Let me begin by saying that I think everyone should have a coach. Everyone (including me)! But you might be between coaches, or haven’t yet engaged with a coach, or even if you have one you love, you’re not always with them. So, what do you do for coaching when there’s not a coach around? It’s simple: coach yourself!

Here are some of the most common questions I ask my clients that you can think about when you coach yourself.

  1. What would you like coaching on?
  2. How does this serve you?
  3. What’s the ONE thing that’s most important here?
  4. How do you want to show up?
  5. What else?
Need leadership coaching, but your coach isn’t available? Coach yourself! Here’s how. #coachyourself #coaching #personaldevelopment Click To Tweet

What would you like coaching on?

This is the first question I ask my clients every time we meet. There are lots of things going on in your work and life, and a coaching session can’t tackle them all at once.

This question is designed to get you clear on the issue you want to focus on, and in the mindset of working toward a solution.

How does this serve you?

I love this question so much! It helps my clients when they’re in a place of overwhelm, or if they simply have too many choices. When it comes right down to it, how does taking a specific course of action serve you?

Sure, it’s nice to be able to serve others, too, but for my people-pleasers out there, this can be a bit of an eye-opener. And for folks who love to get out there and speak their minds, the “how does it serve you?” question can help with perspective, too.

What’s the ONE thing that’s most important here?

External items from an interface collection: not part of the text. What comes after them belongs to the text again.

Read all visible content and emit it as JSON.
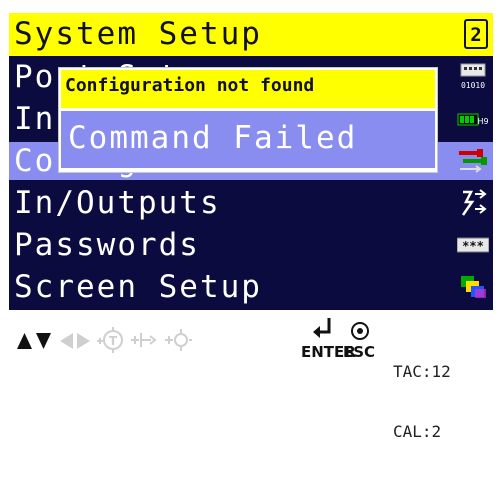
{
  "header": {
    "title": "System Setup",
    "page_badge": "2"
  },
  "menu": {
    "items": [
      {
        "label": "Port Setup",
        "icon": "port-io-icon"
      },
      {
        "label": "In",
        "icon": "battery-level-icon"
      },
      {
        "label": "Configuration",
        "icon": "wrench-settings-icon",
        "selected": true
      },
      {
        "label": "In/Outputs",
        "icon": "in-outputs-icon"
      },
      {
        "label": "Passwords",
        "icon": "password-icon"
      },
      {
        "label": "Screen Setup",
        "icon": "screen-layers-icon"
      }
    ]
  },
  "dialog": {
    "title": "Configuration not found",
    "message": "Command Failed"
  },
  "footer": {
    "enter_label": "ENTER",
    "esc_label": "ESC",
    "tac": "TAC:12",
    "cal": "CAL:2",
    "icons": [
      "up-arrow-icon",
      "down-arrow-icon",
      "left-arrow-icon",
      "right-arrow-icon",
      "tare-icon",
      "zero-plus-icon",
      "gross-zero-icon",
      "enter-icon",
      "esc-icon"
    ]
  },
  "colors": {
    "title_bg": "#ffff00",
    "menu_bg": "#0b0b40",
    "selected_bg": "#8a8df0",
    "text": "#ffffff"
  }
}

When you can distill your coaching need into just one thing, it’s way easier to think about how to create a solution for it.

That doesn’t mean you can’t have multiple things you’re thinking about or want to explore. But getting crystal clear on which one is the most important helps cut through the mental clutter.

How do you want to show up?

When you’re contemplating a big conversation, presentation, negotiation, or other action, it’s great to figure out how you want to show up.

What do you want other people to notice about you? Is it your confidence, knowledge, courage, calmness, or something else entirely? Once you’re really clear, it’s easy to set your intention (and practice) so you show up the way you want to.

What else?

I notice that often the first thing a client talks about isn’t the most important one. The “what else?” question allows us to go deeper and explore the topic more thoroughly.

When you coach yourself, ask the “what else?” question anytime you get stuck, or even anytime you think you’re done. You may discover something important!

Of course, self-coaching can’t replace the benefit of having a objective, professional, leadership coach, but when you learn how to coach yourself, you’ll have another avenue to develop yourself.

What’s your favorite question to ask when you coach yourself? Write it in the comments below!